_EXERCISE REQUIREMENTS_
The answer must consist of every line below that holds the word "appqualityinsightsqaapp".

_DATA TO EXAMINE_
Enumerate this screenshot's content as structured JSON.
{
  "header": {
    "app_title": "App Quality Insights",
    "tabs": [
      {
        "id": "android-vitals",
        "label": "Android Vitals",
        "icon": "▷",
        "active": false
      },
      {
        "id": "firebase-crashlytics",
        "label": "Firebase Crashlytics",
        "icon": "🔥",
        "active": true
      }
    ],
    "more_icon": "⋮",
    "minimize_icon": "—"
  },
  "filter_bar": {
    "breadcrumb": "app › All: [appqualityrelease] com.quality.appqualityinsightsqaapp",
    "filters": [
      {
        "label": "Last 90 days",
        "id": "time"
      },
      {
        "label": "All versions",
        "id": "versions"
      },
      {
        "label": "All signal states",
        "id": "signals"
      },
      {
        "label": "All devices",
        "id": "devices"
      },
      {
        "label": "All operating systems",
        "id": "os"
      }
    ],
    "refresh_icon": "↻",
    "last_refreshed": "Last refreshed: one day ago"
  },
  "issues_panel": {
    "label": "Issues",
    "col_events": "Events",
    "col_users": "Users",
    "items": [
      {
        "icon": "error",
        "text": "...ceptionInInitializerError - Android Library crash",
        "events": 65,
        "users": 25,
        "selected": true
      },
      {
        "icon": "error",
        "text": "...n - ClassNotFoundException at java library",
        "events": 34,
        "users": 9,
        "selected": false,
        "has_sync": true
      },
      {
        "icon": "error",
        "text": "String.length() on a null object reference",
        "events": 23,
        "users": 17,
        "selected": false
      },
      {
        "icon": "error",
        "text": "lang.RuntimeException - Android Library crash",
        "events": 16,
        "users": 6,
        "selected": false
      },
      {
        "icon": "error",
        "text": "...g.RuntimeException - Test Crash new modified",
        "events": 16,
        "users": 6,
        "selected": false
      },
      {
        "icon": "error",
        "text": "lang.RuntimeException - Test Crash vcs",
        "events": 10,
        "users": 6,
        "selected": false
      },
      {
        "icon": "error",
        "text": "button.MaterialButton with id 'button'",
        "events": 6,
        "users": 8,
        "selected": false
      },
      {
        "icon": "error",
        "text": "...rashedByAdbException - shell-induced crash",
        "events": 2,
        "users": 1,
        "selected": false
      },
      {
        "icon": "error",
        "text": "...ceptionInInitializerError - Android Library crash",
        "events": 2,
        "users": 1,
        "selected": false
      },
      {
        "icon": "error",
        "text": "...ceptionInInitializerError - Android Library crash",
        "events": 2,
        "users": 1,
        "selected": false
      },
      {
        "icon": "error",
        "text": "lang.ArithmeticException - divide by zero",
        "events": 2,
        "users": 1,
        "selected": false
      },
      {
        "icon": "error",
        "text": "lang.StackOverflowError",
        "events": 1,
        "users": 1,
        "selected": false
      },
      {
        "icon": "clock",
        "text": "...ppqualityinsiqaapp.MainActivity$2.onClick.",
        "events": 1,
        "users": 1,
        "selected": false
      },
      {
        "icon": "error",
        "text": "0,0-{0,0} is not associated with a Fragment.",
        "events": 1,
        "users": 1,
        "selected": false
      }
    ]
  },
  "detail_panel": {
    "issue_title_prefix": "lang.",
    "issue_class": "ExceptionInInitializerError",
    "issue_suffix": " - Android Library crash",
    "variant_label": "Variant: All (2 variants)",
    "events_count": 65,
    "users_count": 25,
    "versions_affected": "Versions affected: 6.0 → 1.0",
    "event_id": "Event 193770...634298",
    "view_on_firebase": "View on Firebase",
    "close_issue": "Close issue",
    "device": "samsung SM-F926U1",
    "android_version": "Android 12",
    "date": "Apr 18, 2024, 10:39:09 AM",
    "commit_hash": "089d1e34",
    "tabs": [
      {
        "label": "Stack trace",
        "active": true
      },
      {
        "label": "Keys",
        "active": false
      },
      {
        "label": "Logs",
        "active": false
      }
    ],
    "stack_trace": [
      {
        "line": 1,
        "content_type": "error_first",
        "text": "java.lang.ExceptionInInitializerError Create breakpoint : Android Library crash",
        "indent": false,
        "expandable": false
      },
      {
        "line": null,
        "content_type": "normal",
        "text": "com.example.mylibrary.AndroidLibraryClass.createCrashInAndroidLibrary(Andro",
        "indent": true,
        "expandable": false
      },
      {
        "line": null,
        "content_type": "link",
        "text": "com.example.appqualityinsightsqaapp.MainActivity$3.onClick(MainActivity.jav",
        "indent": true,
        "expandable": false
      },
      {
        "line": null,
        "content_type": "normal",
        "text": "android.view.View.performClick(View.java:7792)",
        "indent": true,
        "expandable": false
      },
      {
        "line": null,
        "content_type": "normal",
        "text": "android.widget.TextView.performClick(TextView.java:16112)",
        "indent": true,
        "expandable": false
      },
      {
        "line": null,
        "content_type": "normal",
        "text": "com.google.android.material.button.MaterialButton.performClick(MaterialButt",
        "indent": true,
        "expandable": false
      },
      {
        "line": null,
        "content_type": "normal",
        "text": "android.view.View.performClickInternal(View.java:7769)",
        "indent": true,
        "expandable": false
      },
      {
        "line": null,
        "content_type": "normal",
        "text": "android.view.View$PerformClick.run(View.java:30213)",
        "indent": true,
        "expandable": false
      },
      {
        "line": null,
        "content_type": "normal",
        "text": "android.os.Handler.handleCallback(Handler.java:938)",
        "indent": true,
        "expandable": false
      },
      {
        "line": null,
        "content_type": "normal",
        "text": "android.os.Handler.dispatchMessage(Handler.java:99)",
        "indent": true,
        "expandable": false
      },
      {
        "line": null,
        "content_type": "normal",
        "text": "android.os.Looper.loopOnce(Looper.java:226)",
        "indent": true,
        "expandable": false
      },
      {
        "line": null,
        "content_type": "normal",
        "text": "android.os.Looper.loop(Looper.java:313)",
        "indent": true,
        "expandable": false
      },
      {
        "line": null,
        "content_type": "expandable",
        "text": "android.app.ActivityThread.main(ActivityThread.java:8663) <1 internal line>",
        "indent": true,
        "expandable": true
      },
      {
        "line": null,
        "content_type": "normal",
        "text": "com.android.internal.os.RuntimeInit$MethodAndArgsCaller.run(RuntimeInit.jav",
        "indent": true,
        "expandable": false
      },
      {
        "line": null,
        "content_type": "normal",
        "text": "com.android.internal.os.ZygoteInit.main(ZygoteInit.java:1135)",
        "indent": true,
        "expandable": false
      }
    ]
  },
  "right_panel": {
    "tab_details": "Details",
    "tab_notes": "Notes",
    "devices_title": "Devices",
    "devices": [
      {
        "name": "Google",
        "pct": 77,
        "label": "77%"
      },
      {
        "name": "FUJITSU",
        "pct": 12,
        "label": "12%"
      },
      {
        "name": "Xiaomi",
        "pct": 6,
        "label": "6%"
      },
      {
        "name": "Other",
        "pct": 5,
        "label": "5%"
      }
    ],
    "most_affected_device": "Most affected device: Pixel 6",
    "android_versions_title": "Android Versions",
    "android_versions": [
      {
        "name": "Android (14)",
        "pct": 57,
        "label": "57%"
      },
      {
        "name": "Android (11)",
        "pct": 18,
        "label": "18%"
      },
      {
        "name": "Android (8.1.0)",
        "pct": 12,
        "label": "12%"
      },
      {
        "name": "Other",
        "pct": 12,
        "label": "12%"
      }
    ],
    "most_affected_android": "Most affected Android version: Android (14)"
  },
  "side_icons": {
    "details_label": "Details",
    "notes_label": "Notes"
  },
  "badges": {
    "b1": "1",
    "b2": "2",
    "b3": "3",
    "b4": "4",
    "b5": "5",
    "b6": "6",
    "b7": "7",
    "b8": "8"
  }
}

_OUTPUT FOR THIS EXERCISE_
    "breadcrumb": "app › All: [appqualityrelease] com.quality.appqualityinsightsqaapp",
        "text": "com.example.appqualityinsightsqaapp.MainActivity$3.onClick(MainActivity.jav",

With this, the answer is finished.